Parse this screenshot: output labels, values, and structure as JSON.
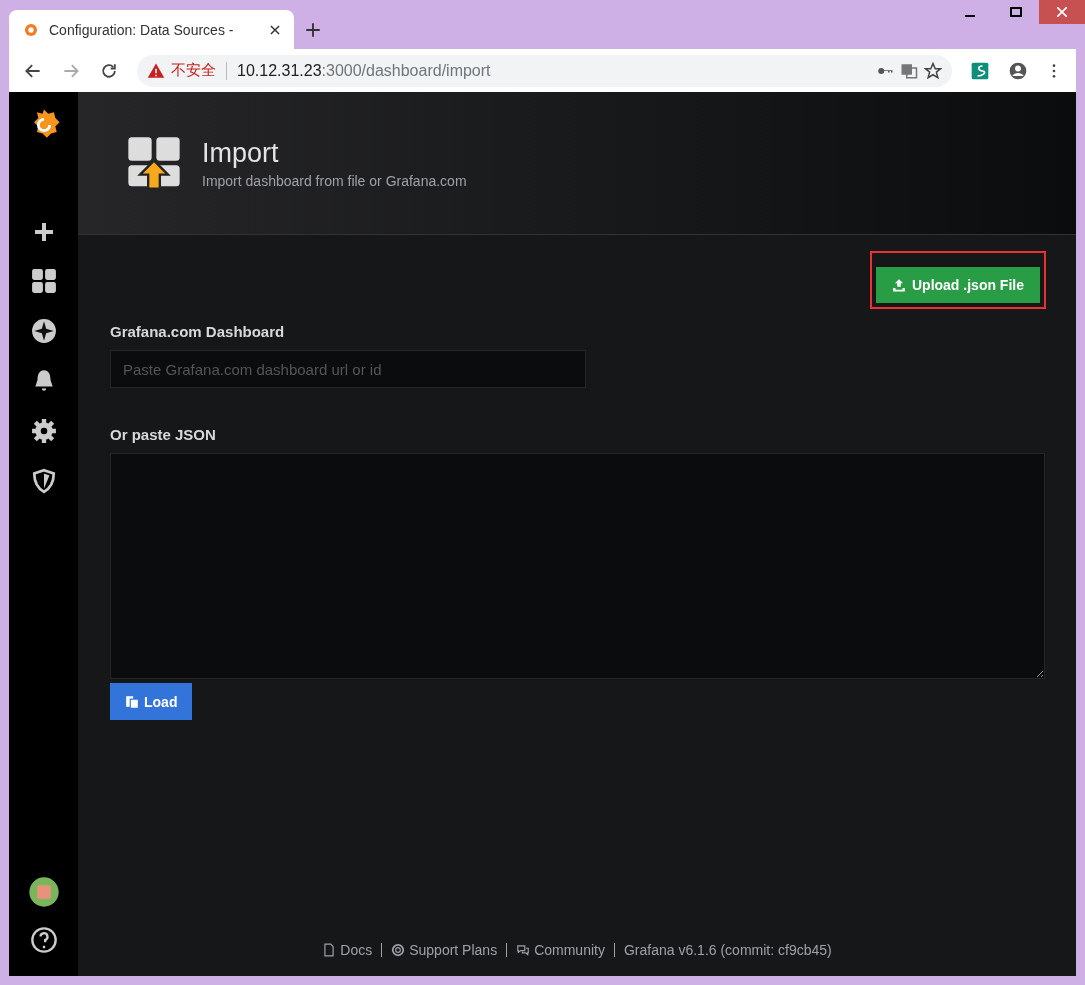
{
  "browser": {
    "tab_title": "Configuration: Data Sources - ",
    "security": "不安全",
    "url_host": "10.12.31.23",
    "url_path": ":3000/dashboard/import"
  },
  "header": {
    "title": "Import",
    "subtitle": "Import dashboard from file or Grafana.com"
  },
  "upload_button": {
    "label": "Upload .json File",
    "highlighted": true
  },
  "dashboard_field": {
    "label": "Grafana.com Dashboard",
    "placeholder": "Paste Grafana.com dashboard url or id"
  },
  "json_field": {
    "label": "Or paste JSON"
  },
  "load_button": {
    "label": "Load"
  },
  "footer": [
    {
      "kind": "docs",
      "label": "Docs"
    },
    {
      "kind": "support",
      "label": "Support Plans"
    },
    {
      "kind": "community",
      "label": "Community"
    },
    {
      "kind": "version",
      "label": "Grafana v6.1.6 (commit: cf9cb45)"
    }
  ]
}
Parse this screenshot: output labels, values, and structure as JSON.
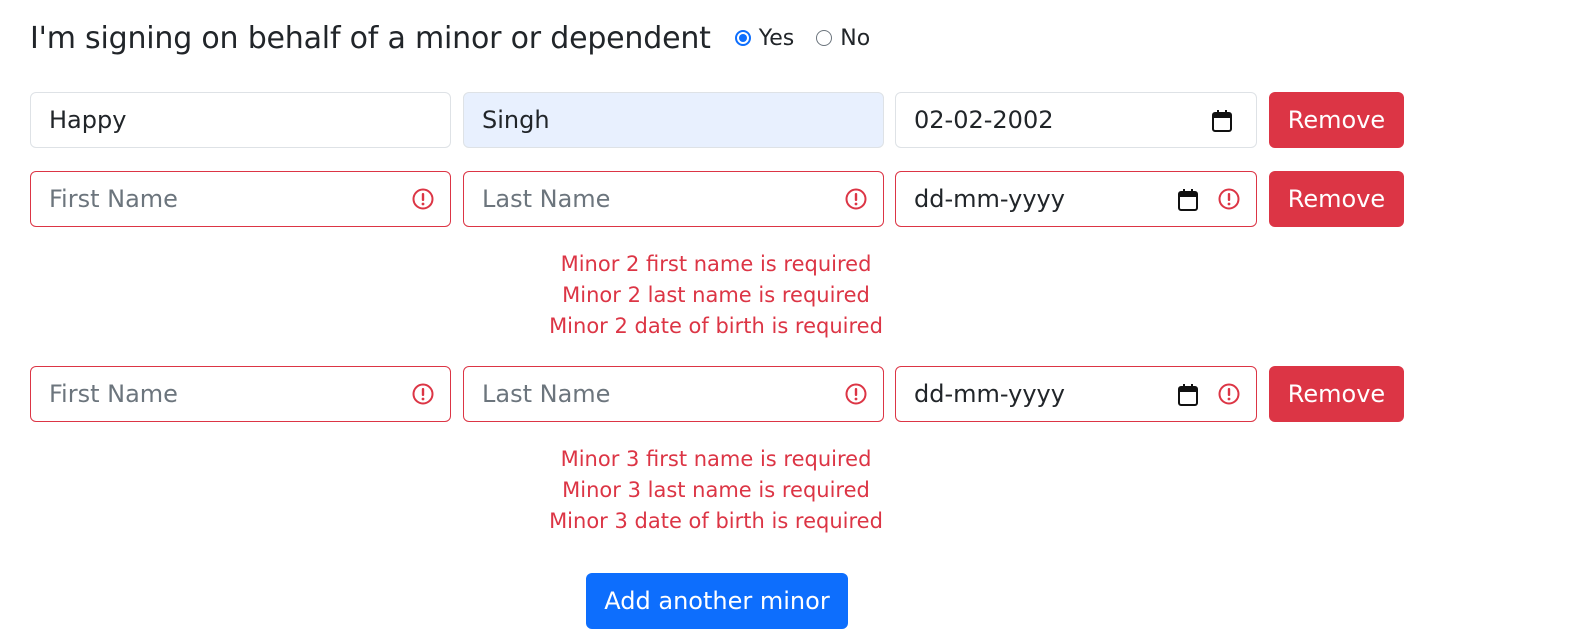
{
  "header": {
    "title": "I'm signing on behalf of a minor or dependent",
    "options": [
      {
        "label": "Yes",
        "checked": true
      },
      {
        "label": "No",
        "checked": false
      }
    ]
  },
  "placeholders": {
    "first_name": "First Name",
    "last_name": "Last Name",
    "dob": "dd-mm-yyyy"
  },
  "minors": [
    {
      "first_name": "Happy",
      "last_name": "Singh",
      "dob": "02-02-2002",
      "remove_label": "Remove",
      "errors": []
    },
    {
      "first_name": "",
      "last_name": "",
      "dob": "",
      "remove_label": "Remove",
      "errors": [
        "Minor 2 first name is required",
        "Minor 2 last name is required",
        "Minor 2 date of birth is required"
      ]
    },
    {
      "first_name": "",
      "last_name": "",
      "dob": "",
      "remove_label": "Remove",
      "errors": [
        "Minor 3 first name is required",
        "Minor 3 last name is required",
        "Minor 3 date of birth is required"
      ]
    }
  ],
  "add_button_label": "Add another minor",
  "colors": {
    "primary": "#0d6efd",
    "danger": "#dc3545",
    "autofill": "#e8f0fe"
  }
}
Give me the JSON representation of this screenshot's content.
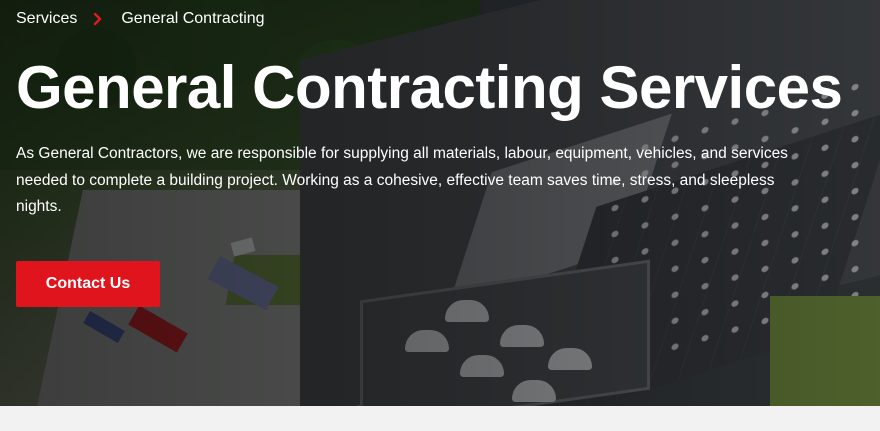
{
  "breadcrumb": {
    "items": [
      {
        "label": "Services"
      },
      {
        "label": "General Contracting"
      }
    ],
    "separator_icon": "chevron-right-icon"
  },
  "hero": {
    "title": "General Contracting Services",
    "intro": "As General Contractors, we are responsible for supplying all materials, labour, equipment, vehicles, and services needed to complete a building project.  Working as a cohesive, effective team saves time, stress, and sleepless nights.",
    "cta_label": "Contact Us",
    "background_image": "aerial-industrial-warehouse-photo"
  },
  "colors": {
    "accent": "#e0141c",
    "text": "#ffffff",
    "page_background": "#f2f2f2"
  }
}
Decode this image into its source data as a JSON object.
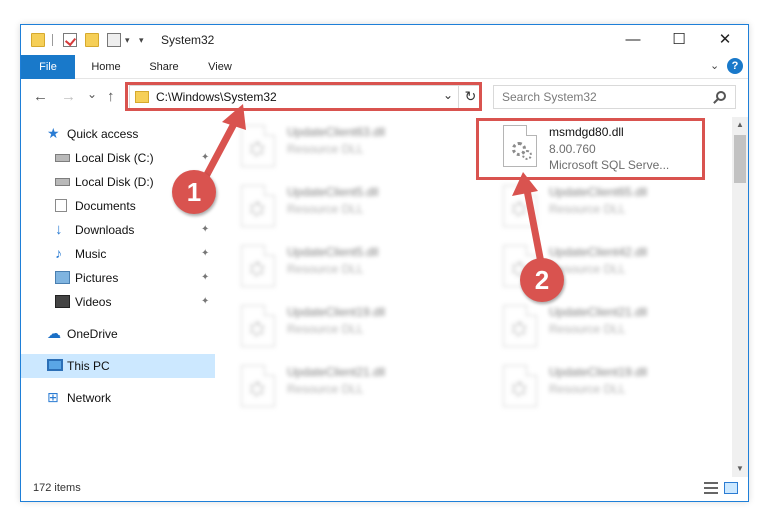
{
  "window": {
    "title": "System32",
    "controls": {
      "minimize": "—",
      "maximize": "☐",
      "close": "✕"
    }
  },
  "ribbon": {
    "tabs": [
      {
        "label": "File"
      },
      {
        "label": "Home"
      },
      {
        "label": "Share"
      },
      {
        "label": "View"
      }
    ],
    "help": "?"
  },
  "navigation": {
    "back": "←",
    "forward": "→",
    "recent": "⌄",
    "up": "↑",
    "address_path": "C:\\Windows\\System32",
    "address_dropdown": "⌄",
    "refresh": "↻",
    "search_placeholder": "Search System32"
  },
  "sidebar": {
    "items": [
      {
        "label": "Quick access",
        "icon": "quick-access-star-icon"
      },
      {
        "label": "Local Disk (C:)",
        "icon": "local-disk-icon",
        "pinned": true
      },
      {
        "label": "Local Disk (D:)",
        "icon": "local-disk-icon",
        "pinned": true
      },
      {
        "label": "Documents",
        "icon": "documents-icon",
        "pinned": true
      },
      {
        "label": "Downloads",
        "icon": "downloads-icon",
        "pinned": true
      },
      {
        "label": "Music",
        "icon": "music-icon",
        "pinned": true
      },
      {
        "label": "Pictures",
        "icon": "pictures-icon",
        "pinned": true
      },
      {
        "label": "Videos",
        "icon": "videos-icon",
        "pinned": true
      },
      {
        "label": "OneDrive",
        "icon": "onedrive-cloud-icon"
      },
      {
        "label": "This PC",
        "icon": "this-pc-icon",
        "selected": true
      },
      {
        "label": "Network",
        "icon": "network-icon"
      }
    ],
    "pin_glyph": "📌"
  },
  "files": {
    "highlighted": {
      "name": "msmdgd80.dll",
      "version": "8.00.760",
      "description": "Microsoft SQL Serve..."
    },
    "blurred_left": [
      {
        "name": "UpdateClient63.dll",
        "type": "Resource DLL"
      },
      {
        "name": "UpdateClient5.dll",
        "type": "Resource DLL"
      },
      {
        "name": "UpdateClient5.dll",
        "type": "Resource DLL"
      },
      {
        "name": "UpdateClient19.dll",
        "type": "Resource DLL"
      },
      {
        "name": "UpdateClient21.dll",
        "type": "Resource DLL"
      }
    ],
    "blurred_right": [
      {
        "name": "UpdateClient65.dll",
        "type": "Resource DLL"
      },
      {
        "name": "UpdateClient42.dll",
        "type": "Resource DLL"
      },
      {
        "name": "UpdateClient21.dll",
        "type": "Resource DLL"
      },
      {
        "name": "UpdateClient19.dll",
        "type": "Resource DLL"
      }
    ]
  },
  "status": {
    "item_count": "172 items"
  },
  "annotations": {
    "step1": "1",
    "step2": "2",
    "color": "#d9534f"
  }
}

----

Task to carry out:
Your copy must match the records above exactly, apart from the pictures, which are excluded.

Answer for this exercise:
Parse this screenshot: output labels, values, and structure as JSON.
{
  "browser": {
    "tab_title": "Configuration: Data Sources - ",
    "security": "不安全",
    "url_host": "10.12.31.23",
    "url_path": ":3000/dashboard/import"
  },
  "header": {
    "title": "Import",
    "subtitle": "Import dashboard from file or Grafana.com"
  },
  "upload_button": {
    "label": "Upload .json File",
    "highlighted": true
  },
  "dashboard_field": {
    "label": "Grafana.com Dashboard",
    "placeholder": "Paste Grafana.com dashboard url or id"
  },
  "json_field": {
    "label": "Or paste JSON"
  },
  "load_button": {
    "label": "Load"
  },
  "footer": [
    {
      "kind": "docs",
      "label": "Docs"
    },
    {
      "kind": "support",
      "label": "Support Plans"
    },
    {
      "kind": "community",
      "label": "Community"
    },
    {
      "kind": "version",
      "label": "Grafana v6.1.6 (commit: cf9cb45)"
    }
  ]
}
Parse this screenshot: output labels, values, and structure as JSON.
{
  "header": {
    "title": "I'm signing on behalf of a minor or dependent",
    "options": [
      {
        "label": "Yes",
        "checked": true
      },
      {
        "label": "No",
        "checked": false
      }
    ]
  },
  "placeholders": {
    "first_name": "First Name",
    "last_name": "Last Name",
    "dob": "dd-mm-yyyy"
  },
  "minors": [
    {
      "first_name": "Happy",
      "last_name": "Singh",
      "dob": "02-02-2002",
      "remove_label": "Remove",
      "errors": []
    },
    {
      "first_name": "",
      "last_name": "",
      "dob": "",
      "remove_label": "Remove",
      "errors": [
        "Minor 2 first name is required",
        "Minor 2 last name is required",
        "Minor 2 date of birth is required"
      ]
    },
    {
      "first_name": "",
      "last_name": "",
      "dob": "",
      "remove_label": "Remove",
      "errors": [
        "Minor 3 first name is required",
        "Minor 3 last name is required",
        "Minor 3 date of birth is required"
      ]
    }
  ],
  "add_button_label": "Add another minor",
  "colors": {
    "primary": "#0d6efd",
    "danger": "#dc3545",
    "autofill": "#e8f0fe"
  }
}
Give me the JSON representation of this screenshot's content.
{
  "breadcrumb": {
    "items": [
      {
        "label": "Services"
      },
      {
        "label": "General Contracting"
      }
    ],
    "separator_icon": "chevron-right-icon"
  },
  "hero": {
    "title": "General Contracting Services",
    "intro": "As General Contractors, we are responsible for supplying all materials, labour, equipment, vehicles, and services needed to complete a building project.  Working as a cohesive, effective team saves time, stress, and sleepless nights.",
    "cta_label": "Contact Us",
    "background_image": "aerial-industrial-warehouse-photo"
  },
  "colors": {
    "accent": "#e0141c",
    "text": "#ffffff",
    "page_background": "#f2f2f2"
  }
}
Decode this image into its source data as a JSON object.
{
  "window": {
    "title": "System32",
    "controls": {
      "minimize": "—",
      "maximize": "☐",
      "close": "✕"
    }
  },
  "ribbon": {
    "tabs": [
      {
        "label": "File"
      },
      {
        "label": "Home"
      },
      {
        "label": "Share"
      },
      {
        "label": "View"
      }
    ],
    "help": "?"
  },
  "navigation": {
    "back": "←",
    "forward": "→",
    "recent": "⌄",
    "up": "↑",
    "address_path": "C:\\Windows\\System32",
    "address_dropdown": "⌄",
    "refresh": "↻",
    "search_placeholder": "Search System32"
  },
  "sidebar": {
    "items": [
      {
        "label": "Quick access",
        "icon": "quick-access-star-icon"
      },
      {
        "label": "Local Disk (C:)",
        "icon": "local-disk-icon",
        "pinned": true
      },
      {
        "label": "Local Disk (D:)",
        "icon": "local-disk-icon",
        "pinned": true
      },
      {
        "label": "Documents",
        "icon": "documents-icon",
        "pinned": true
      },
      {
        "label": "Downloads",
        "icon": "downloads-icon",
        "pinned": true
      },
      {
        "label": "Music",
        "icon": "music-icon",
        "pinned": true
      },
      {
        "label": "Pictures",
        "icon": "pictures-icon",
        "pinned": true
      },
      {
        "label": "Videos",
        "icon": "videos-icon",
        "pinned": true
      },
      {
        "label": "OneDrive",
        "icon": "onedrive-cloud-icon"
      },
      {
        "label": "This PC",
        "icon": "this-pc-icon",
        "selected": true
      },
      {
        "label": "Network",
        "icon": "network-icon"
      }
    ],
    "pin_glyph": "📌"
  },
  "files": {
    "highlighted": {
      "name": "msmdgd80.dll",
      "version": "8.00.760",
      "description": "Microsoft SQL Serve..."
    },
    "blurred_left": [
      {
        "name": "UpdateClient63.dll",
        "type": "Resource DLL"
      },
      {
        "name": "UpdateClient5.dll",
        "type": "Resource DLL"
      },
      {
        "name": "UpdateClient5.dll",
        "type": "Resource DLL"
      },
      {
        "name": "UpdateClient19.dll",
        "type": "Resource DLL"
      },
      {
        "name": "UpdateClient21.dll",
        "type": "Resource DLL"
      }
    ],
    "blurred_right": [
      {
        "name": "UpdateClient65.dll",
        "type": "Resource DLL"
      },
      {
        "name": "UpdateClient42.dll",
        "type": "Resource DLL"
      },
      {
        "name": "UpdateClient21.dll",
        "type": "Resource DLL"
      },
      {
        "name": "UpdateClient19.dll",
        "type": "Resource DLL"
      }
    ]
  },
  "status": {
    "item_count": "172 items"
  },
  "annotations": {
    "step1": "1",
    "step2": "2",
    "color": "#d9534f"
  }
}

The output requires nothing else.